I find it a little distasteful to make money off the crisis. You must never forget, there are a lot of people who cannot make ends meet. And the crisis has worsen this. So I didn’t go on a big stock shopping spree, but rather bought a few shares that I had in my portfolio anyway. Business as usual. I am more interested in a long-term investment. Don’t jump on every train hysterically, but trust that the next one will come. Act with more knowledge and safety.
What attracts you to this subject?
In the beginning, I was fascinated by the concentration of power that comes with big money. This idea of being able to buy baseball teams or yachts, bribe politicians, become a lobbyist. But of course this happens very rarely. What I find lastingly exciting about securities is their independence. For example, it helped me to start my own business or to pay for my driver’s license. And I think it’s absolutely crazy that you let the money work for you, earn it in your sleep so to speak, not having to do anything for it. You also automatically get a different relationship with money. One that is not so earmarked or problematic. It wasn’t always like this for me. Money has always been an issue in my family. We weren’t poor, but things were bought on sales, we carefully thought-through about spending.
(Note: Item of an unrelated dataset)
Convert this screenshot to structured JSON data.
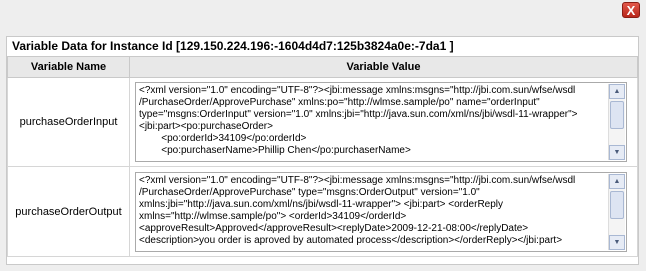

So this fun component is completely new for me.
“Fear is a very bad advisor on the stock market”
There are some rules about stocks. We’ve already talked about one: Only buy what you understand. Another is not to fall in love with a stock. Has that ever happened to you?
Well, I haven’t had a love-hate relationship with a stock yet (laughs). But there are stocks I’ve held for a long time. A streaming service, for example. I like this stock, but I have no emotional ties and would have no problem selling it in time.
What has changed for you since you wrote that book?
Many people come up to me and ask about investment strategies. Or they bought a stock and at the first dent they panic and send me messages asking if they shouldn’t sell immediately. I then always say: Don’t sell, hold and invest for the long term. Fear is a very bad advisor on the stock market. Apart from that, I’m glad that I’m finally no longer only standing for the topic of coding in public, but that with the finances a new facet has been added. What makes me really happy, is that young girls write to me on Instagram and say that they liked the book and have read it in two days and have gained interest in the topic.Tags: Economy, Entrepreneurship, Finance, Germany, Howto, Insights, Know how, Money, Skills